#### WHAT THIS TASK INVOLVES
A word-for-word copy of the entries, with the images left out, is what you should write.

#### DATA FOR THIS EXERCISE

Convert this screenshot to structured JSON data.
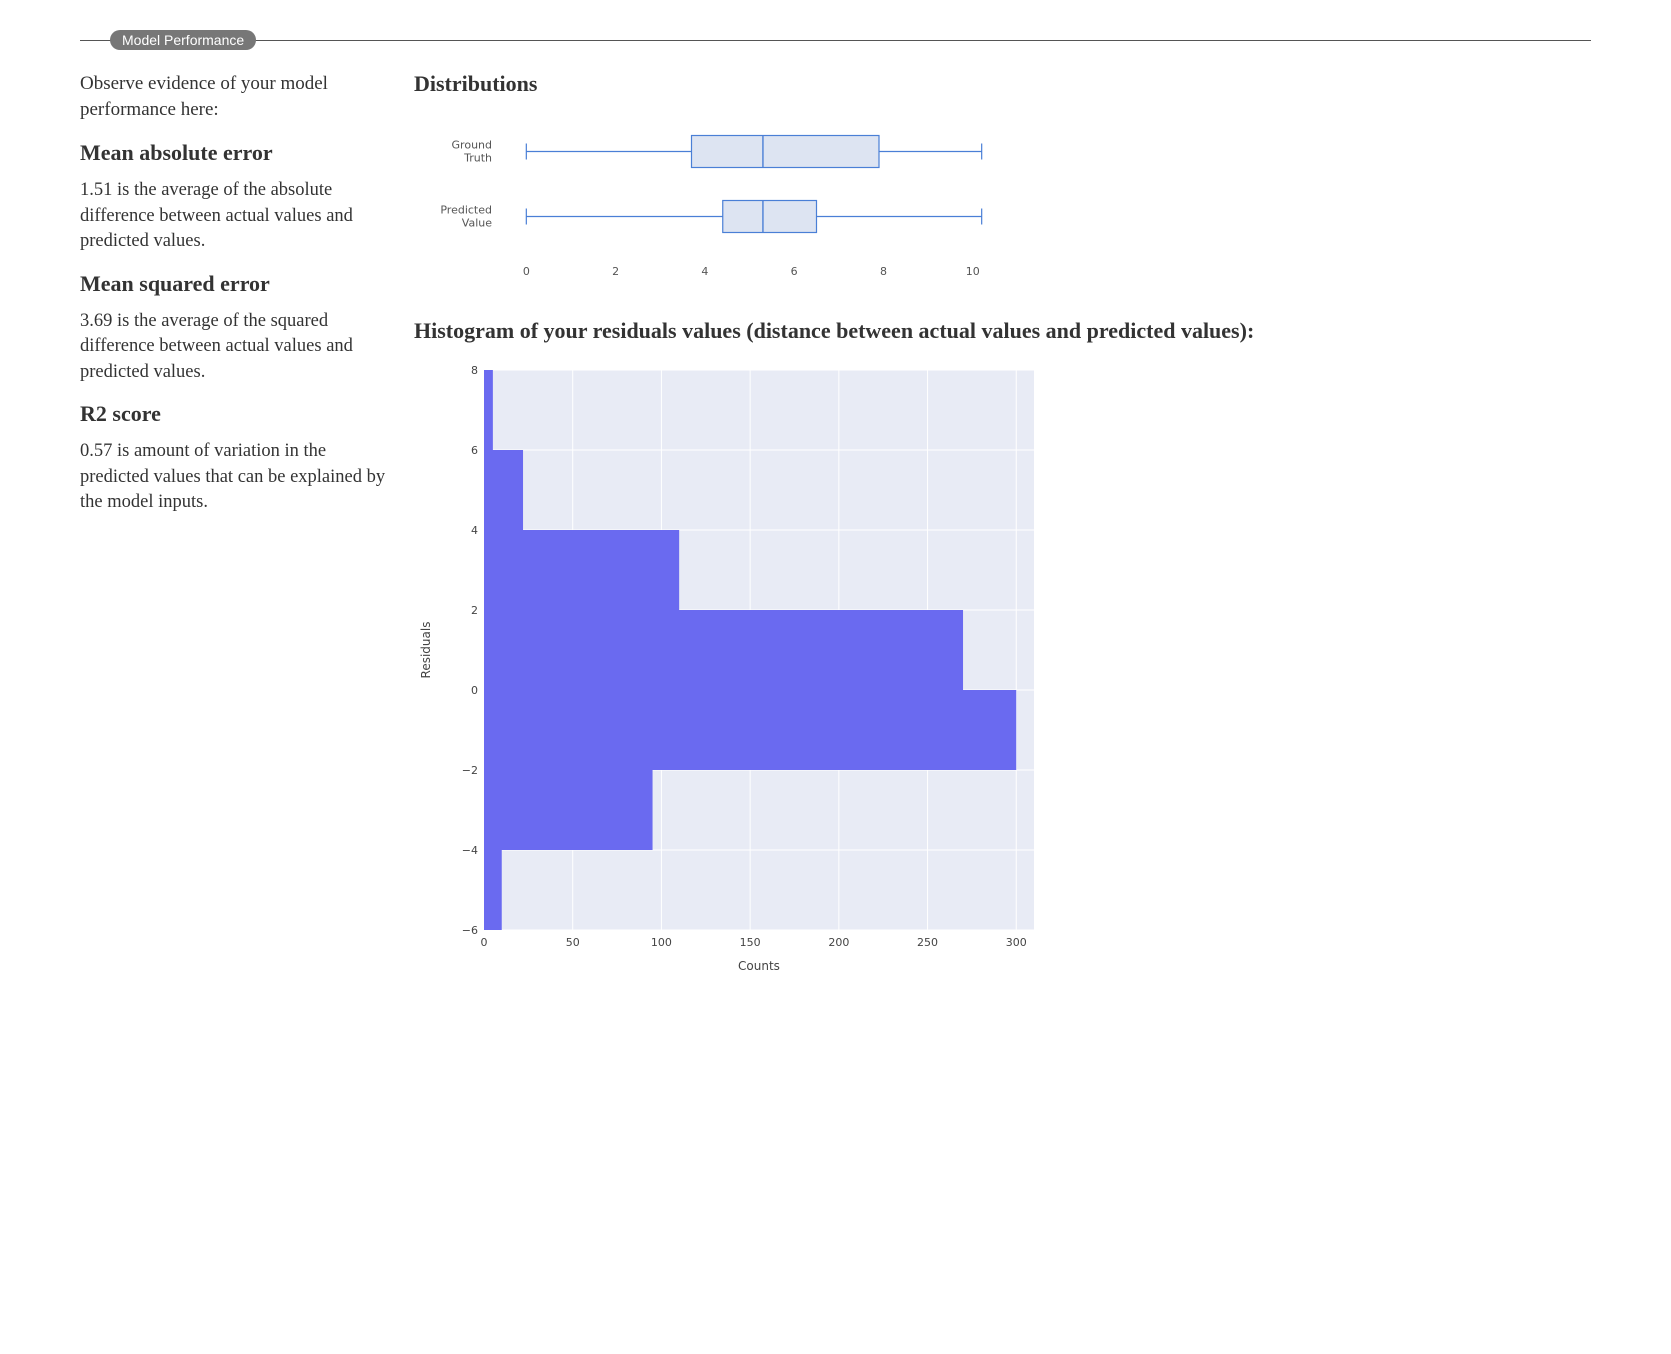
{
  "panel": {
    "title": "Model Performance"
  },
  "intro": "Observe evidence of your model performance here:",
  "metrics": {
    "mae": {
      "heading": "Mean absolute error",
      "text": "1.51 is the average of the absolute difference between actual values and predicted values."
    },
    "mse": {
      "heading": "Mean squared error",
      "text": "3.69 is the average of the squared difference between actual values and predicted values."
    },
    "r2": {
      "heading": "R2 score",
      "text": "0.57 is amount of variation in the predicted values that can be explained by the model inputs."
    }
  },
  "distributions": {
    "heading": "Distributions"
  },
  "histogram": {
    "heading": "Histogram of your residuals values (distance between actual values and predicted values):"
  },
  "chart_data": [
    {
      "type": "boxplot",
      "title": "Distributions",
      "categories": [
        "Ground Truth",
        "Predicted Value"
      ],
      "series": [
        {
          "name": "Ground Truth",
          "min": 0,
          "q1": 3.7,
          "median": 5.3,
          "q3": 7.9,
          "max": 10.2
        },
        {
          "name": "Predicted Value",
          "min": 0,
          "q1": 4.4,
          "median": 5.3,
          "q3": 6.5,
          "max": 10.2
        }
      ],
      "xticks": [
        0,
        2,
        4,
        6,
        8,
        10
      ],
      "xlim": [
        -0.5,
        10.7
      ],
      "xlabel": "",
      "ylabel": ""
    },
    {
      "type": "bar",
      "orientation": "horizontal",
      "title": "Histogram of your residuals values (distance between actual values and predicted values):",
      "xlabel": "Counts",
      "ylabel": "Residuals",
      "xlim": [
        0,
        310
      ],
      "ylim": [
        -6,
        8
      ],
      "xticks": [
        0,
        50,
        100,
        150,
        200,
        250,
        300
      ],
      "yticks": [
        -6,
        -4,
        -2,
        0,
        2,
        4,
        6,
        8
      ],
      "bars": [
        {
          "y_low": -6,
          "y_high": -4,
          "count": 10
        },
        {
          "y_low": -4,
          "y_high": -2,
          "count": 95
        },
        {
          "y_low": -2,
          "y_high": 0,
          "count": 300
        },
        {
          "y_low": 0,
          "y_high": 2,
          "count": 270
        },
        {
          "y_low": 2,
          "y_high": 4,
          "count": 110
        },
        {
          "y_low": 4,
          "y_high": 6,
          "count": 22
        },
        {
          "y_low": 6,
          "y_high": 8,
          "count": 5
        }
      ]
    }
  ]
}
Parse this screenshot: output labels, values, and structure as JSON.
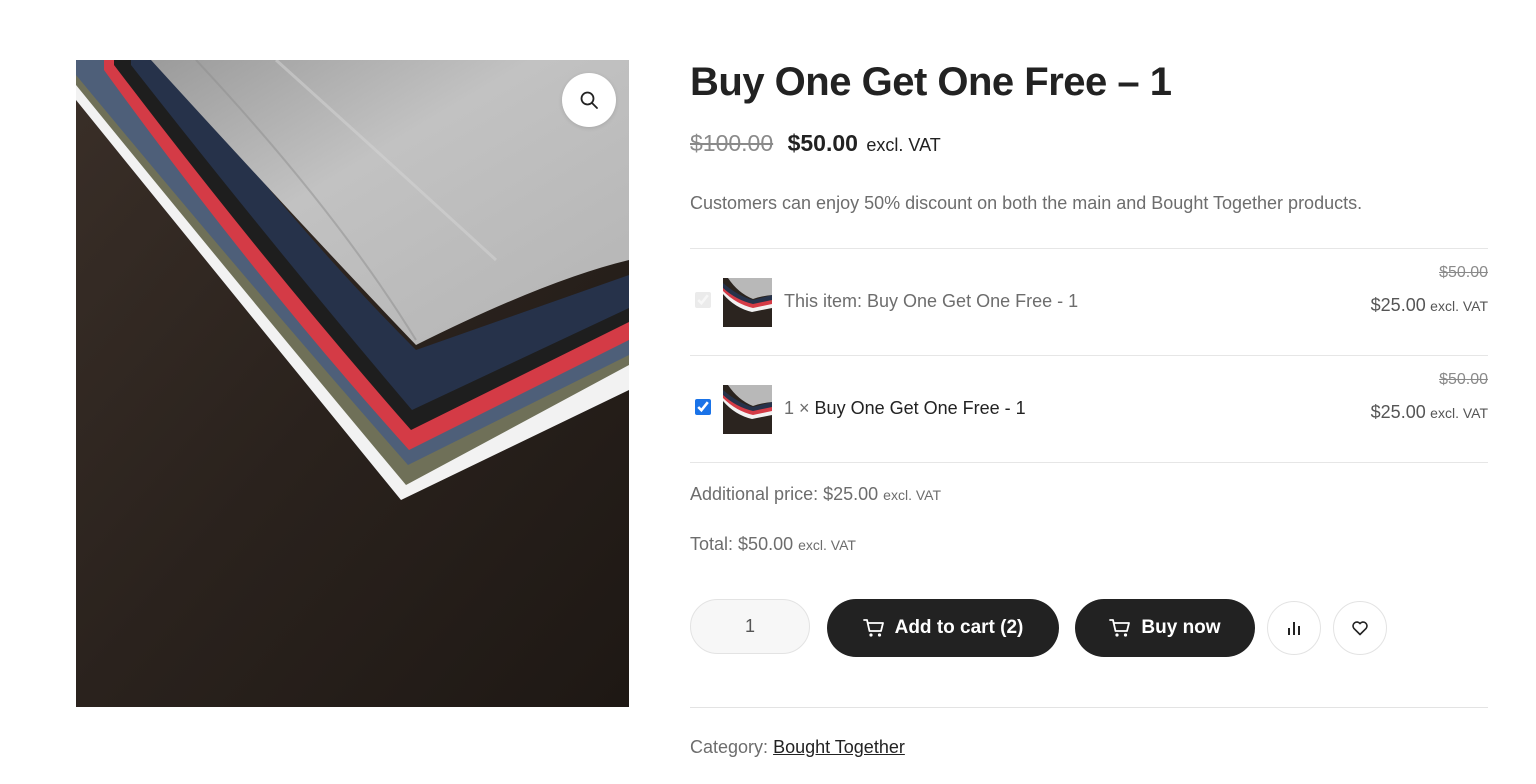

#### TASK ANSWER
Convert this screenshot to structured JSON data.
{
  "panel": {
    "title": "Model Performance"
  },
  "intro": "Observe evidence of your model performance here:",
  "metrics": {
    "mae": {
      "heading": "Mean absolute error",
      "text": "1.51 is the average of the absolute difference between actual values and predicted values."
    },
    "mse": {
      "heading": "Mean squared error",
      "text": "3.69 is the average of the squared difference between actual values and predicted values."
    },
    "r2": {
      "heading": "R2 score",
      "text": "0.57 is amount of variation in the predicted values that can be explained by the model inputs."
    }
  },
  "distributions": {
    "heading": "Distributions"
  },
  "histogram": {
    "heading": "Histogram of your residuals values (distance between actual values and predicted values):"
  },
  "chart_data": [
    {
      "type": "boxplot",
      "title": "Distributions",
      "categories": [
        "Ground Truth",
        "Predicted Value"
      ],
      "series": [
        {
          "name": "Ground Truth",
          "min": 0,
          "q1": 3.7,
          "median": 5.3,
          "q3": 7.9,
          "max": 10.2
        },
        {
          "name": "Predicted Value",
          "min": 0,
          "q1": 4.4,
          "median": 5.3,
          "q3": 6.5,
          "max": 10.2
        }
      ],
      "xticks": [
        0,
        2,
        4,
        6,
        8,
        10
      ],
      "xlim": [
        -0.5,
        10.7
      ],
      "xlabel": "",
      "ylabel": ""
    },
    {
      "type": "bar",
      "orientation": "horizontal",
      "title": "Histogram of your residuals values (distance between actual values and predicted values):",
      "xlabel": "Counts",
      "ylabel": "Residuals",
      "xlim": [
        0,
        310
      ],
      "ylim": [
        -6,
        8
      ],
      "xticks": [
        0,
        50,
        100,
        150,
        200,
        250,
        300
      ],
      "yticks": [
        -6,
        -4,
        -2,
        0,
        2,
        4,
        6,
        8
      ],
      "bars": [
        {
          "y_low": -6,
          "y_high": -4,
          "count": 10
        },
        {
          "y_low": -4,
          "y_high": -2,
          "count": 95
        },
        {
          "y_low": -2,
          "y_high": 0,
          "count": 300
        },
        {
          "y_low": 0,
          "y_high": 2,
          "count": 270
        },
        {
          "y_low": 2,
          "y_high": 4,
          "count": 110
        },
        {
          "y_low": 4,
          "y_high": 6,
          "count": 22
        },
        {
          "y_low": 6,
          "y_high": 8,
          "count": 5
        }
      ]
    }
  ]
}
Parse this screenshot: output labels, values, and structure as JSON.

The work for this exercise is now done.